- **Problem details**:
Below this sentence is a listing; return exactly its lines from the one with "Parse this screenshot: output" to the one with "Give me the", both kept, and nothing more.

- **Supplied records**:
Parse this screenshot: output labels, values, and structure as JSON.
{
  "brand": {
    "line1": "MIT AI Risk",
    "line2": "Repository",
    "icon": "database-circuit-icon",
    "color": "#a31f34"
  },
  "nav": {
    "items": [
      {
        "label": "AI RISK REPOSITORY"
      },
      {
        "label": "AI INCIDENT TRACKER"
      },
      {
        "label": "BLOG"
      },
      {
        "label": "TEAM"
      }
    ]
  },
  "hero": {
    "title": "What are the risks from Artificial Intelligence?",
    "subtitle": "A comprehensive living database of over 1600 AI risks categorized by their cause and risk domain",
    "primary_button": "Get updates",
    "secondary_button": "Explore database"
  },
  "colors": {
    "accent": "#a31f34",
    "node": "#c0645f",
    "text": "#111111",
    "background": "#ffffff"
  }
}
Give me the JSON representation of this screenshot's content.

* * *

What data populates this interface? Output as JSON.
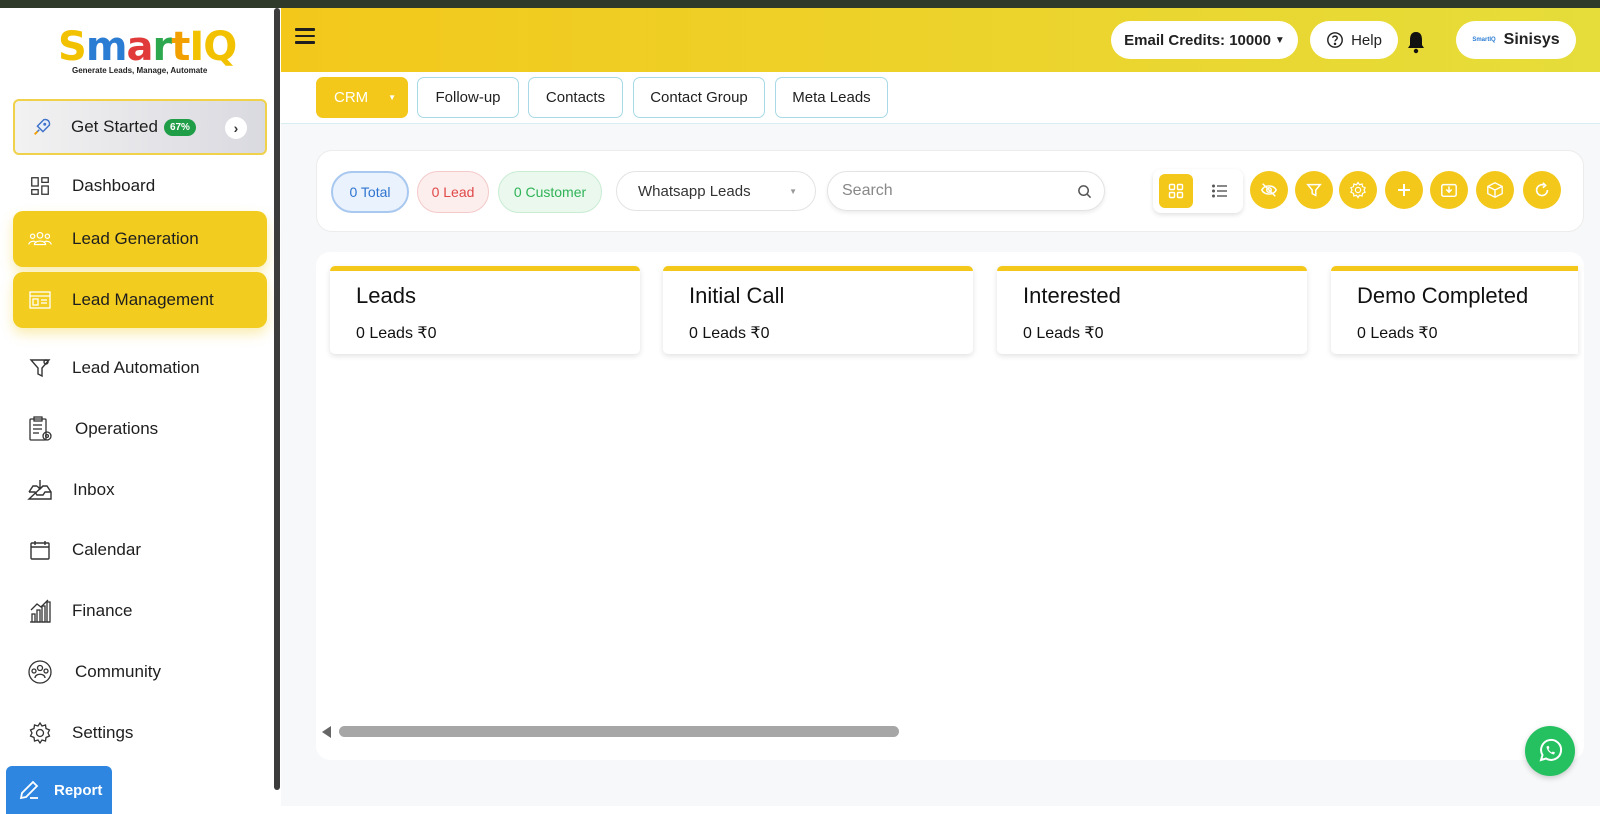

- **Answer to the exercise**:
Parse this screenshot: output labels, values, and structure as JSON.
{
  "brand": {
    "line1": "MIT AI Risk",
    "line2": "Repository",
    "icon": "database-circuit-icon",
    "color": "#a31f34"
  },
  "nav": {
    "items": [
      {
        "label": "AI RISK REPOSITORY"
      },
      {
        "label": "AI INCIDENT TRACKER"
      },
      {
        "label": "BLOG"
      },
      {
        "label": "TEAM"
      }
    ]
  },
  "hero": {
    "title": "What are the risks from Artificial Intelligence?",
    "subtitle": "A comprehensive living database of over 1600 AI risks categorized by their cause and risk domain",
    "primary_button": "Get updates",
    "secondary_button": "Explore database"
  },
  "colors": {
    "accent": "#a31f34",
    "node": "#c0645f",
    "text": "#111111",
    "background": "#ffffff"
  }
}
Give me the JSON representation of this screenshot's content.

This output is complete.